You’ve turned to Elation fixtures at times and are currently using a bunch of DARTZ 360™ on the KISS “End of the Road” tour. Is there an Elation light you’d like to get your hands on?
I saw a recent demo of the Artiste Picasso and really loved the features. I’m hoping to get it on a show soon. I will be checking out the new Fuze on Tuesday. Very much looking forward to it.
What are you currently working on?
I’m currently collaborating with the Cour Design team for the upcoming Of Monsters and Men tour. I also still have a few shows left with Muse before the end of the year. KISS is still rolling around the planet. And I have a few design proposals that are about to go out. There are a few other projects that I can’t discuss ;-)
What do you like to do when you’re not doing lighting?
Am I ever NOT working??? HAHAHA! I love reading. I’m almost always relaxing with my kindle when I can. I also love boxing. I try to train with my boxing trainer twice a week when I’m home. It’s an incredible physical and mental work out. I’ll never get in a ring. But I love doing mitt and bag work as much as possible.
This industry can be hard on people. What do you do to stay healthy?
I try my hardest to workout 4 to 5 days a week. It’s not easy when I’m in the middle of rehearsals and programming. But it’s the only way I can keep my brain functioning properly. And I tend to have more energy when I keep up with the routine.
What’s something about Sooner that people might find surprising?
I’m obsessed with Formula One racing.
What advice would you give to a young lighting designer just starting out?

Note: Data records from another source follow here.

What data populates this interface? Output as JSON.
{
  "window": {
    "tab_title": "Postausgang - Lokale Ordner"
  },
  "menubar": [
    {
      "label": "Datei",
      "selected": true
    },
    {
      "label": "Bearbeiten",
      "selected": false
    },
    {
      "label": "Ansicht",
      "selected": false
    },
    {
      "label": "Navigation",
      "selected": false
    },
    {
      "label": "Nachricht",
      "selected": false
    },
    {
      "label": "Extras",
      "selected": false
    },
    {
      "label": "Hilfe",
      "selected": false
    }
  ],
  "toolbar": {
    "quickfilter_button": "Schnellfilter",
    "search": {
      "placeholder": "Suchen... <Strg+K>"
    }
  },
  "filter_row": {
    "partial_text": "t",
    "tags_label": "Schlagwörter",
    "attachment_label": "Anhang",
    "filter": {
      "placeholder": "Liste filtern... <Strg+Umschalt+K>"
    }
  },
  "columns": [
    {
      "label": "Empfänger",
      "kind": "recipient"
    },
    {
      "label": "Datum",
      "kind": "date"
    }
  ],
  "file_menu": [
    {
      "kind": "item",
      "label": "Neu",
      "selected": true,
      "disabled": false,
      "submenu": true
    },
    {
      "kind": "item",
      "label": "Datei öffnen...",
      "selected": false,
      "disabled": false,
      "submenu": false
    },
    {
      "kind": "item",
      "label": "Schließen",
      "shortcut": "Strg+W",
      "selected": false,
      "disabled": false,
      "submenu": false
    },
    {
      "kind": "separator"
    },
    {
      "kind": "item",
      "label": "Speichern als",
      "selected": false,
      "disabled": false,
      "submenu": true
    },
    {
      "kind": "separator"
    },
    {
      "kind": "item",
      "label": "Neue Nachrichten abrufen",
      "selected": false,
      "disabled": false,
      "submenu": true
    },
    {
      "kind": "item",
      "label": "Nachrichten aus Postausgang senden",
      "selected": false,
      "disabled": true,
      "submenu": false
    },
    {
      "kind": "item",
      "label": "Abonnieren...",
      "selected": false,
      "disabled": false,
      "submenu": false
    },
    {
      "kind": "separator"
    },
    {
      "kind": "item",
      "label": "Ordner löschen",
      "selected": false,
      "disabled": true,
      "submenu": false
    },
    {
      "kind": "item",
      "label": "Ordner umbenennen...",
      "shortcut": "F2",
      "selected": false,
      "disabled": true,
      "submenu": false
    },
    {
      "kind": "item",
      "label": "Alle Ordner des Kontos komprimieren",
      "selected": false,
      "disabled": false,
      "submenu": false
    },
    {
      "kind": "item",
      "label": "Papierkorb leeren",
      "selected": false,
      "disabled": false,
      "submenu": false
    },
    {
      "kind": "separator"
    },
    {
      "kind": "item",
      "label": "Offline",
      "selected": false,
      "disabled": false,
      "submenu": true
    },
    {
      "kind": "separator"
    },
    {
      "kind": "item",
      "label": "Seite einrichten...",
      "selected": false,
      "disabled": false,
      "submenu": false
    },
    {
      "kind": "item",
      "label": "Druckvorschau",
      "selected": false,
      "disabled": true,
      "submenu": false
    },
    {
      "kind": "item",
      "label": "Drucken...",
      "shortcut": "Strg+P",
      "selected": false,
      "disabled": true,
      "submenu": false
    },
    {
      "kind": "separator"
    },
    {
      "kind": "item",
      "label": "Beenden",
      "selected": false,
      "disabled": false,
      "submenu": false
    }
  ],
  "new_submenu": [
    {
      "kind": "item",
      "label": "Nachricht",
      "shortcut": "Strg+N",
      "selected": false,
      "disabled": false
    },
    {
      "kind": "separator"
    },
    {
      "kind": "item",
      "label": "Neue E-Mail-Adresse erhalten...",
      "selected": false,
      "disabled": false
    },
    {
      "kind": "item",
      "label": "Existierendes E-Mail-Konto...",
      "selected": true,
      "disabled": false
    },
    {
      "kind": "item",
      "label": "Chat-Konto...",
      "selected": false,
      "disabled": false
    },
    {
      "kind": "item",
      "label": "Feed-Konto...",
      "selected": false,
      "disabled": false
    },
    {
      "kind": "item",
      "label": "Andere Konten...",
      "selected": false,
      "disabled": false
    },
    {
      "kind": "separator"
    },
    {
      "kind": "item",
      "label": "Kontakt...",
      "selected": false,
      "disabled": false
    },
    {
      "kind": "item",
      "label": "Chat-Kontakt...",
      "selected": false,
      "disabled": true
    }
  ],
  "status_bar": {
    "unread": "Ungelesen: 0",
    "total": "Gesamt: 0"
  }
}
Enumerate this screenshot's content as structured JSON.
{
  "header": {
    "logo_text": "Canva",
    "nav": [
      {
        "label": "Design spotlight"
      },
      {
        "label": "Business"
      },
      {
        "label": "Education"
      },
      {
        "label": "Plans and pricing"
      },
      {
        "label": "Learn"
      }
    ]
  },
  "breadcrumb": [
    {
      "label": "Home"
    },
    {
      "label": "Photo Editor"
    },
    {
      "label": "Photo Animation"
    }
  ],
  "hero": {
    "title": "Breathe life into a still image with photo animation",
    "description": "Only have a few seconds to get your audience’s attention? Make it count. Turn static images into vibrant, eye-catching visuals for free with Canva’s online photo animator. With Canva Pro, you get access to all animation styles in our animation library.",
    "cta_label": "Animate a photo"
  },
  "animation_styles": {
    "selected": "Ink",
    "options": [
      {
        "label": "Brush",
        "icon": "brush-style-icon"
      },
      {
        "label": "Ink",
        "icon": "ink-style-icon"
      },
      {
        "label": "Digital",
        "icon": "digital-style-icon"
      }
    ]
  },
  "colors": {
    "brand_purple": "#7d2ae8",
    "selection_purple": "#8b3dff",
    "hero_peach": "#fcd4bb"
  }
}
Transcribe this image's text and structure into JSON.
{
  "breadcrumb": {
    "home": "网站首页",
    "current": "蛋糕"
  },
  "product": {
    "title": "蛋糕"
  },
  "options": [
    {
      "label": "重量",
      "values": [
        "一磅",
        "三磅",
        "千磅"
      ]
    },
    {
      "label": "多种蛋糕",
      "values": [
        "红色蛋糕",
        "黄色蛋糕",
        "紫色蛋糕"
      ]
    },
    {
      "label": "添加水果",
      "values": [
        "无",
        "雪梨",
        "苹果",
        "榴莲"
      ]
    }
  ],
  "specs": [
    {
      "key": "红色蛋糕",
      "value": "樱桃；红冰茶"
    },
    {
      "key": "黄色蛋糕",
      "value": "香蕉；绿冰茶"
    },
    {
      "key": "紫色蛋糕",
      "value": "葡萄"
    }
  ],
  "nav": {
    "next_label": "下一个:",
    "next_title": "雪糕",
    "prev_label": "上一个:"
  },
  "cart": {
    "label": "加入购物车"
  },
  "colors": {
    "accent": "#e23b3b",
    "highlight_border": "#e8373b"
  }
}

LEARN. Never stop learning. I’m constantly going to galleries, shows, looking at art online, etc. I love working with younger programmers and lighting directors that know more about the lighting console than me so that I can learn new tricks. I think it’s important to have an open mind so that you can allow growth in your life. Even when it comes in unexpected places.